France’s foreign ministry has refused to comment on a mysterious deadly incident involving a French-made helicopter, which reportedly carried suspected PKK terrorists, before it crashed in northern Iraq two days ago.
In response to an Anadolu news agency query about the incident, the French Foreign Ministry said on Friday, “We have no comment.”
The aircraft, a Eurocopter AS350, crashed on Wednesday evening in Dohuk province in Iraq’s autonomous Kurdish region, “killing all passengers”, counter-terrorism officials from the region said.
Lawk Ghafuri, the head of foreign media relations in the Kurdistan Regional Government (KRG), wrote on social media that “at least five passengers of the helicopter” had been killed.
“Some of the passengers who were killed during the incident were PKK members according to initial investigations,” he told AFP news agency in a separate interview.
The KRG clarified that the helicopter did not belong to the PKK, but it confirmed that a number of terrorists were on board the aircraft.
The KRG also said it had contacted the Iraqi government, the US-led international coalition forces, and the Turkish government regarding the crash, and all three parties denied that the helicopter was theirs.
A so-called spokesperson for the PKK terror group was quoted by the Associated Press news agency as saying they may have a coalition helicopter carrying members of the YPG, PKK’s Syrian wing.
A spokesman for the US-led coalition declined to comment, saying the crash fell outside the scope of the coalition’s operations.

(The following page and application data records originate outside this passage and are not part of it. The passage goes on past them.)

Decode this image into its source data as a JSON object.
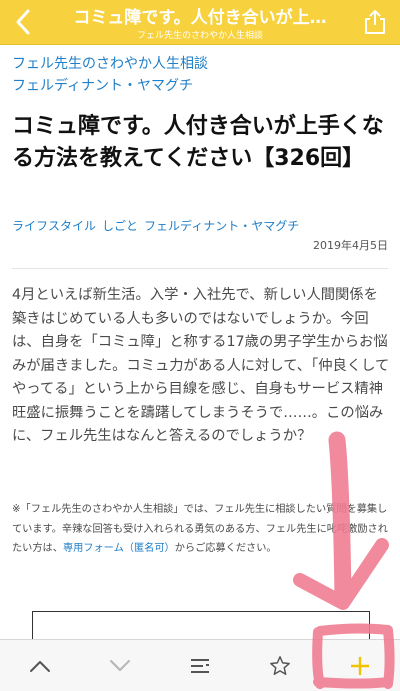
{
  "nav": {
    "title": "コミュ障です。人付き合いが上…",
    "subtitle": "フェル先生のさわやか人生相談",
    "back_icon": "chevron-left-icon",
    "share_icon": "share-icon",
    "bar_color": "#f7d23e"
  },
  "article": {
    "series_line1": "フェル先生のさわやか人生相談",
    "series_line2": "フェルディナント・ヤマグチ",
    "headline": "コミュ障です。人付き合いが上手くなる方法を教えてください【326回】",
    "tags": [
      "ライフスタイル",
      "しごと",
      "フェルディナント・ヤマグチ"
    ],
    "date": "2019年4月5日",
    "body": "4月といえば新生活。入学・入社先で、新しい人間関係を築きはじめている人も多いのではないでしょうか。今回は、自身を「コミュ障」と称する17歳の男子学生からお悩みが届きました。コミュ力がある人に対して、「仲良くしてやってる」という上から目線を感じ、自身もサービス精神旺盛に振舞うことを躊躇してしまうそうで……。この悩みに、フェル先生はなんと答えるのでしょうか？",
    "note_before": "※「フェル先生のさわやか人生相談」では、フェル先生に相談したい質問を募集しています。辛辣な回答も受け入れられる勇気のある方、フェル先生に叱咤激励されたい方は、",
    "note_link": "専用フォーム（匿名可）",
    "note_after": "からご応募ください。",
    "link_color": "#1f7fc8"
  },
  "toolbar": {
    "items": [
      {
        "icon": "chevron-up-icon"
      },
      {
        "icon": "chevron-down-icon"
      },
      {
        "icon": "list-icon"
      },
      {
        "icon": "star-icon"
      },
      {
        "icon": "plus-icon",
        "color": "#f2c300"
      }
    ]
  },
  "annotation": {
    "type": "hand-drawn arrow pointing to plus button",
    "color": "#f07a8f"
  }
}
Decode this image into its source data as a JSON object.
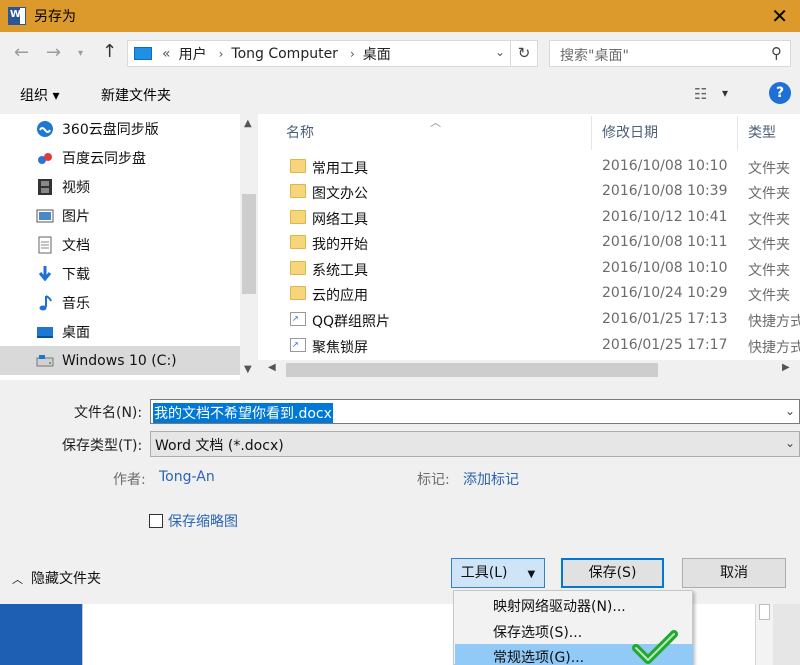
{
  "window": {
    "title": "另存为"
  },
  "address": {
    "crumbs": [
      "«",
      "用户",
      "Tong Computer",
      "桌面"
    ],
    "search_placeholder": "搜索\"桌面\""
  },
  "toolbar": {
    "organize": "组织 ▾",
    "new_folder": "新建文件夹"
  },
  "nav": {
    "items": [
      {
        "label": "360云盘同步版",
        "icon": "cloud-sync-icon"
      },
      {
        "label": "百度云同步盘",
        "icon": "baidu-cloud-icon"
      },
      {
        "label": "视频",
        "icon": "video-icon"
      },
      {
        "label": "图片",
        "icon": "pictures-icon"
      },
      {
        "label": "文档",
        "icon": "documents-icon"
      },
      {
        "label": "下载",
        "icon": "download-icon"
      },
      {
        "label": "音乐",
        "icon": "music-icon"
      },
      {
        "label": "桌面",
        "icon": "desktop-icon"
      },
      {
        "label": "Windows 10 (C:)",
        "icon": "drive-icon"
      }
    ],
    "selected_index": 8
  },
  "files": {
    "columns": [
      "名称",
      "修改日期",
      "类型"
    ],
    "rows": [
      {
        "name": "常用工具",
        "date": "2016/10/08 10:10",
        "type": "文件夹",
        "kind": "folder"
      },
      {
        "name": "图文办公",
        "date": "2016/10/08 10:39",
        "type": "文件夹",
        "kind": "folder"
      },
      {
        "name": "网络工具",
        "date": "2016/10/12 10:41",
        "type": "文件夹",
        "kind": "folder"
      },
      {
        "name": "我的开始",
        "date": "2016/10/08 10:11",
        "type": "文件夹",
        "kind": "folder"
      },
      {
        "name": "系统工具",
        "date": "2016/10/08 10:10",
        "type": "文件夹",
        "kind": "folder"
      },
      {
        "name": "云的应用",
        "date": "2016/10/24 10:29",
        "type": "文件夹",
        "kind": "folder"
      },
      {
        "name": "QQ群组照片",
        "date": "2016/01/25 17:13",
        "type": "快捷方式",
        "kind": "shortcut"
      },
      {
        "name": "聚焦锁屏",
        "date": "2016/01/25 17:17",
        "type": "快捷方式",
        "kind": "shortcut"
      }
    ]
  },
  "form": {
    "filename_label": "文件名(N):",
    "filename_value": "我的文档不希望你看到.docx",
    "filetype_label": "保存类型(T):",
    "filetype_value": "Word 文档 (*.docx)",
    "author_key": "作者:",
    "author_value": "Tong-An",
    "tags_key": "标记:",
    "tags_value": "添加标记",
    "thumbnail_label": "保存缩略图",
    "hide_folders": "隐藏文件夹",
    "tools_button": "工具(L)",
    "save_button": "保存(S)",
    "cancel_button": "取消"
  },
  "tools_menu": {
    "items": [
      "映射网络驱动器(N)...",
      "保存选项(S)...",
      "常规选项(G)..."
    ],
    "highlighted_index": 2
  }
}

Turkish defence ministry officials said that initial reports that the helicopter had been Turkish were “completely untrue” and that there was no helicopter flight belonging to the Turkish military in the region.
A detailed investigation is underway to ascertain who owned the helicopter.
In its more than 35-year terror campaign against Türkiye, the PKK – listed as a terrorist organisation by Türkiye, the US, and the EU – has been responsible for the deaths of over 40,000 people, including women, children, and infants.